To anyone with a long memory in Pinellas County politics, there's a question worth asking about three young Republican state House candidates.
Could the trio — Chris Latvala, Chris Sprowls and Bill Young — be the start of a new "ICY machine?"
The nickname doesn't resonate much today, but in the 1960s, three men — Jack Insco, William C. Cramer, and Young's father, U.S. Rep. C.W. Bill Young — led Pinellas County Republicans to unprecedented victories in this formerly Democratic stronghold. Because their last names started with I, C and Y, this group of Republican insurgents became known as ICY.
Now Latvala, 32, Sprowls, 30, and Young, 30, are each running for state House seats. All three are friends who have been active in the Young Republicans. Like Young, Latvala also is the son of a well-known local elected official, state Sen. Jack Latvala.
Latvala and Sprowls met in 2004, when they each were managing campaigns for rival Republicans in a Pasco County legislative race. They each thought their candidate would win, and decided to bet breakfast on it.
"I was not a happy camper, but I showed up nonetheless," Latvala said, because he had to pay. But the two remained close, and he says today, "I consider Chris Sprowls to be one of my best friends."
Young was the only married man among the three, and he also has two children. But on Friday, only three days after winning his primary election, Sprowls got married, too.

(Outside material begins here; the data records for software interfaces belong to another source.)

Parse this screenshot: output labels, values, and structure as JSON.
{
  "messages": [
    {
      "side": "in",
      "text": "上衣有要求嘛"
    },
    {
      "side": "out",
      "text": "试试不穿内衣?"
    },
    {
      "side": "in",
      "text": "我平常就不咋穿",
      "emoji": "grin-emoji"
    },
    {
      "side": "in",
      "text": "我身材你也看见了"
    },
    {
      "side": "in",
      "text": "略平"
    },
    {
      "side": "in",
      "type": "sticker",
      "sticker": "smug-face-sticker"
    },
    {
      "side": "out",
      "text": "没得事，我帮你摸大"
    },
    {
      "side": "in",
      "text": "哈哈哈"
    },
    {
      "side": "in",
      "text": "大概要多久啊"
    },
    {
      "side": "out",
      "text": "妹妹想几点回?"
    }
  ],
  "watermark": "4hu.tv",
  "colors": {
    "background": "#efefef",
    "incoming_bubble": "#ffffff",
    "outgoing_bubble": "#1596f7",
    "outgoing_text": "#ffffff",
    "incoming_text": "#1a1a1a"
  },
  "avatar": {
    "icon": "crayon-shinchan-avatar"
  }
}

This summer, Latvala and Sprowls helped host a fundraiser for Young at Quaker Steak & Lube in mid Pinellas, and Young jokingly said the trio might be the start of a new ICY machine.

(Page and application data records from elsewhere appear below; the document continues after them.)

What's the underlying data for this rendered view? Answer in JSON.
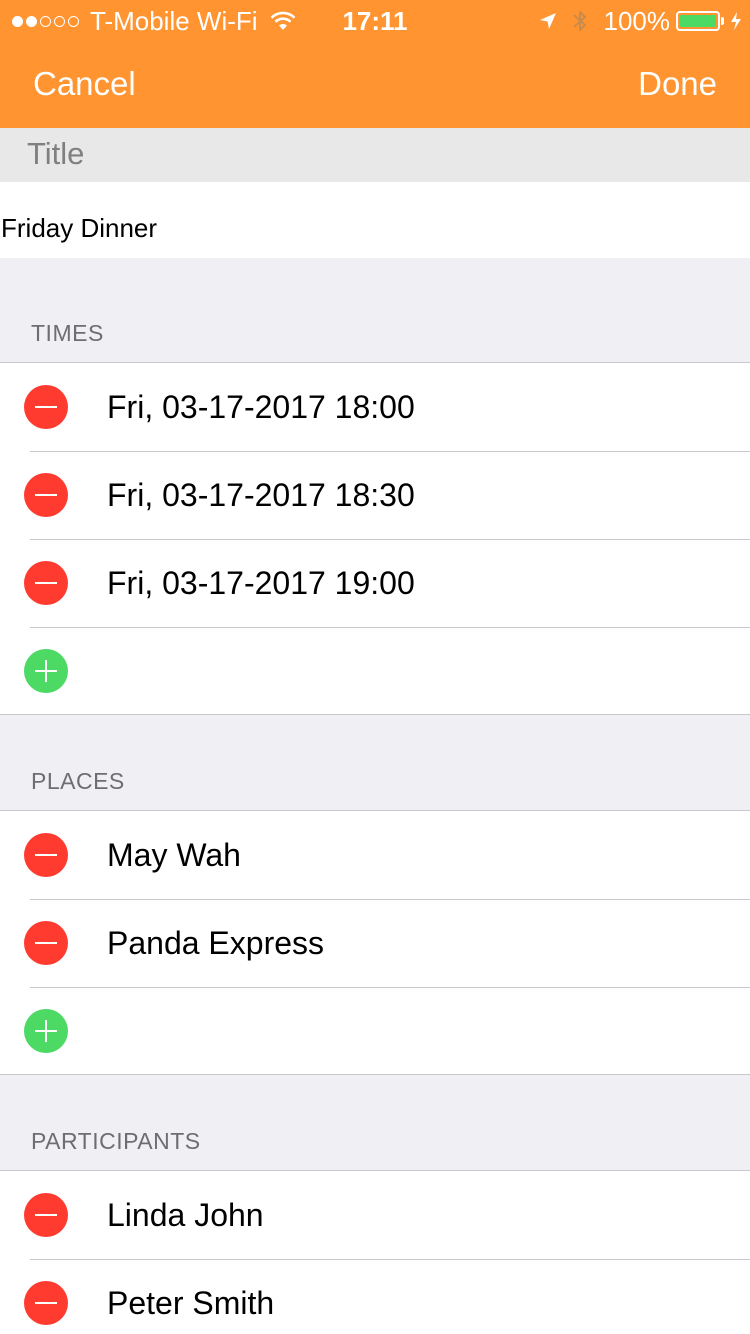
{
  "status_bar": {
    "carrier": "T-Mobile Wi-Fi",
    "time": "17:11",
    "battery": "100%",
    "signal_dots_filled": 2,
    "signal_dots_total": 5
  },
  "nav": {
    "cancel_label": "Cancel",
    "done_label": "Done"
  },
  "title_section": {
    "label": "Title",
    "value": "Friday Dinner"
  },
  "times": {
    "header": "TIMES",
    "items": [
      {
        "label": "Fri, 03-17-2017 18:00"
      },
      {
        "label": "Fri, 03-17-2017 18:30"
      },
      {
        "label": "Fri, 03-17-2017 19:00"
      }
    ]
  },
  "places": {
    "header": "PLACES",
    "items": [
      {
        "label": "May Wah"
      },
      {
        "label": "Panda Express"
      }
    ]
  },
  "participants": {
    "header": "PARTICIPANTS",
    "items": [
      {
        "label": "Linda John"
      },
      {
        "label": "Peter Smith"
      }
    ]
  },
  "icons": {
    "delete": "minus-circle-icon",
    "add": "plus-circle-icon",
    "wifi": "wifi-icon",
    "location": "location-arrow-icon",
    "bluetooth": "bluetooth-icon",
    "charging": "charging-bolt-icon"
  },
  "colors": {
    "nav_bar": "#ff9430",
    "delete": "#ff3b30",
    "add": "#4cd964",
    "battery_fill": "#4cd964",
    "grouped_bg": "#efeff4",
    "section_header_text": "#6d6d72"
  }
}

"I didn't even know what the ICY machine was," Latvala acknowledged. Once he understood, he endorsed the concept. "Part of our goal is to be the new ICY machine and do great things in the Legislature for Pinellas County," Latvala said.
Before these three become a machine, they'll have to win a race. None of them has a cakewalk. Sprowls is challenging incumbent Rep. Carl Zimmermann, 63, D-Palm Harbor; Young is trying to unseat Rep. Dwight Dudley, 60, D-St. Petersburg; and Latvala is running for an open seat against Democrat Steve Sarnoff, 61.

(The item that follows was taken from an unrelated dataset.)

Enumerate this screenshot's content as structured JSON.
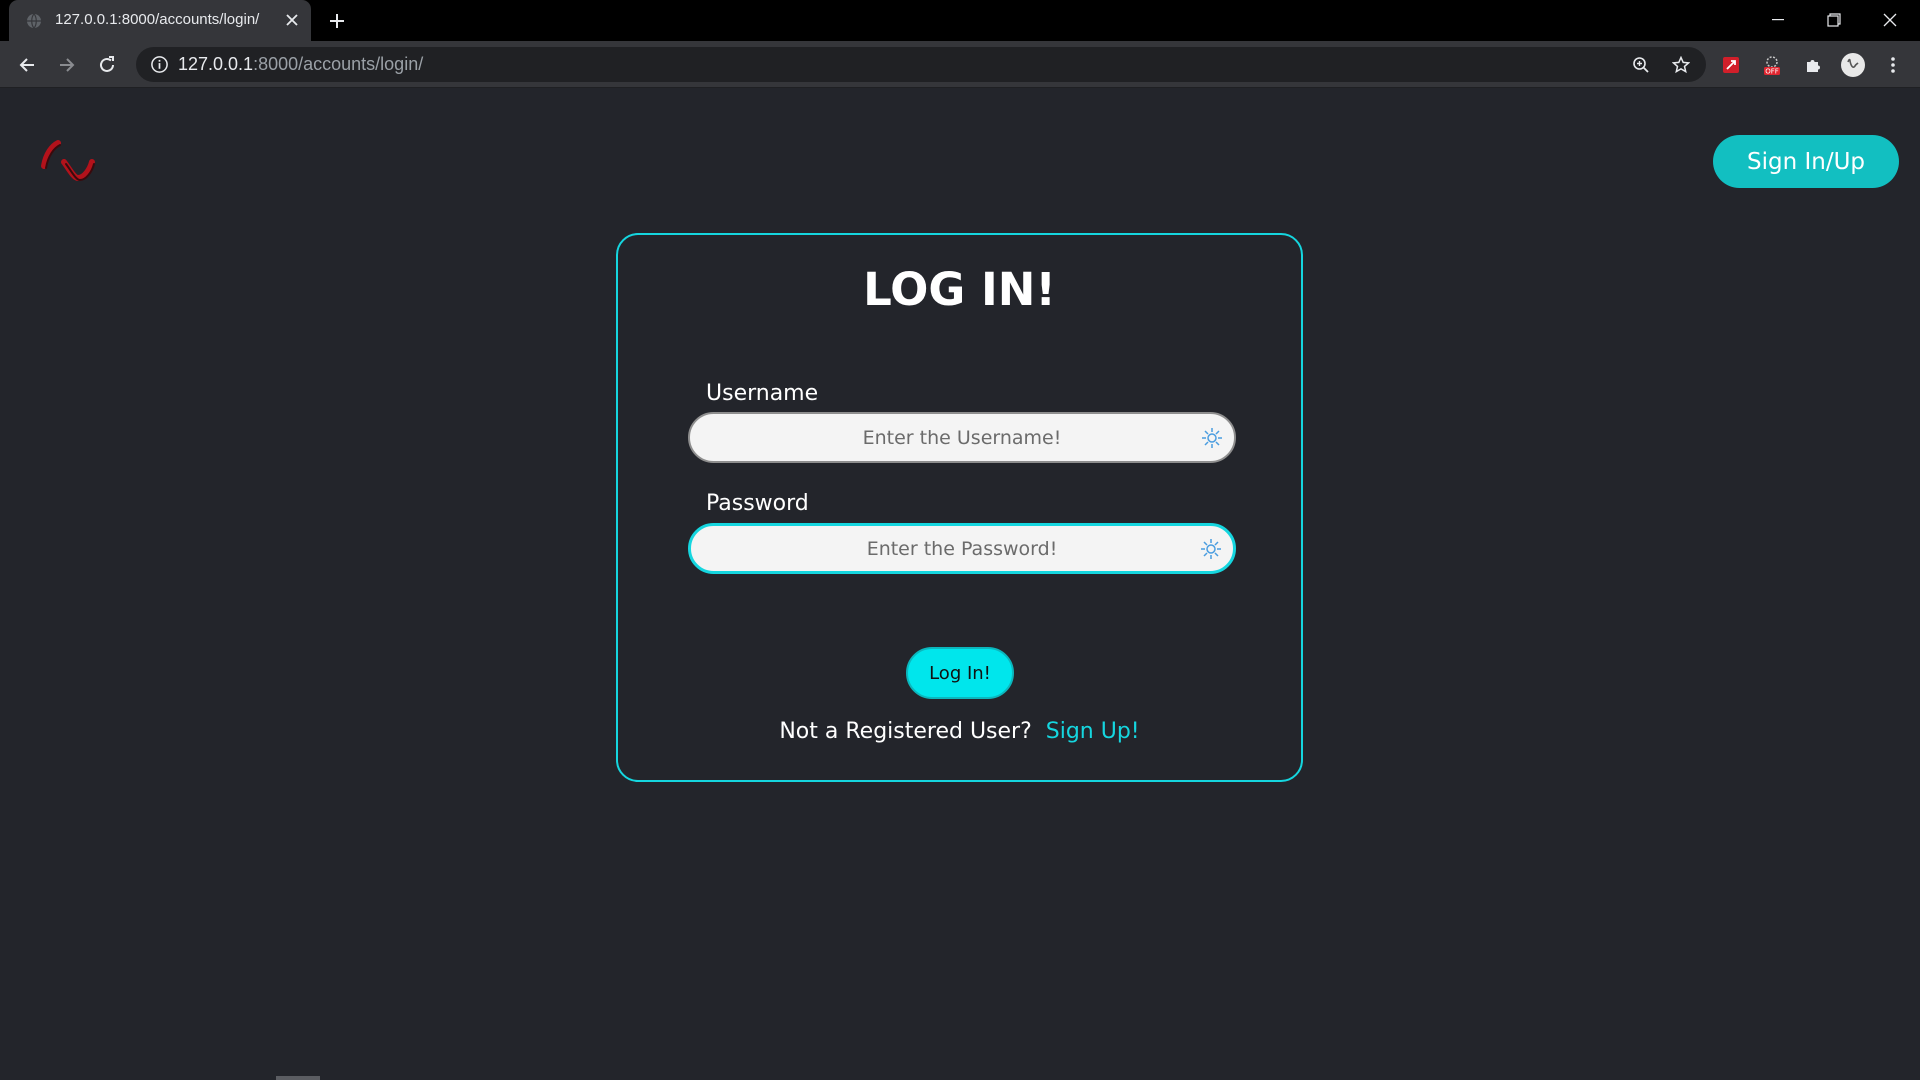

It also might not hurt for the three to have a nickname. None of the men wanted to suggest one. "We're focused on trying to win our races first," said Young.
But Sarnoff was happy to oblige. "How about Young Guns shooting blanks for the GOP?"
Zimmermann seemed to like the sound of "Young Guns," but suggested voters would be better served by himself and his fellow Democratic candidates instead.
"I think the old and the wise might be a better way to go," he quipped.
They spoke jokingly, but experience will be a real issue in the campaign.
Dudley, a criminal defense attorney, said he has had multiple experiences not only in law and politics but also in starting and running businesses, including when he was in law school. As to Young, he said, "I think his experience has been somewhat elite."
But Young said his experience working in business development for the National Forensic Science Technology Center, his service on the board of the veterans group Remember Honor Support, makes him well-qualified to serve in the House.
It's too early to say who will win the races, but the presence of the three shows a new generation of Republicans is trying to assert itself.
On the Democratic side, Pinellas Democrats acknowledge they don't have a group of young candidates with the same instant name recognition as Latvala and Young, but insist the party does have a strong stable of young local talent.
"When I took over in 2010, one of my goals was to build the bench, and we have significantly built the bench," said party chairman Mark Hanisee.
Some are in their 30s, others are older but still young enough to have long political futures. Most are already in offices they can use as a springboard, such as St. Petersburg City Council members Amy Foster, 36, and Darden Rice, 44; Tarpon Springs Vice Mayor Jeff Larsen, 37; Largo City Commissioner Michael Smith, 33, and Gulfport Mayor Sam Henderson, 43.
The Pinellas County Young Democrats, which could be an incubator for young talent, is in a rebuilding phase after the group's president stepped aside to start a family, said Shannon Love, a past president of the group who is now president of the Florida Young Democrats.
"There are people who are absolutely laying the groundwork to run in the next few cycles, but they're doing it in a very strategic way," said Love, 27, of St. Petersburg. She added that: "It's a natural advantage for someone like Billy (Young) or Chris (Latvala) who are amazing people and have a dad in office. We may not have that, but we're able to get along and get things done."
Love said it's common for friendships among the younger generation of aspiring politicos to cross party lines.
"Obviously we have our sides, but people are a lot more cordial," she said. "There is an understanding that people can be partisan but should put practical politics above partisanship and work together to get things done."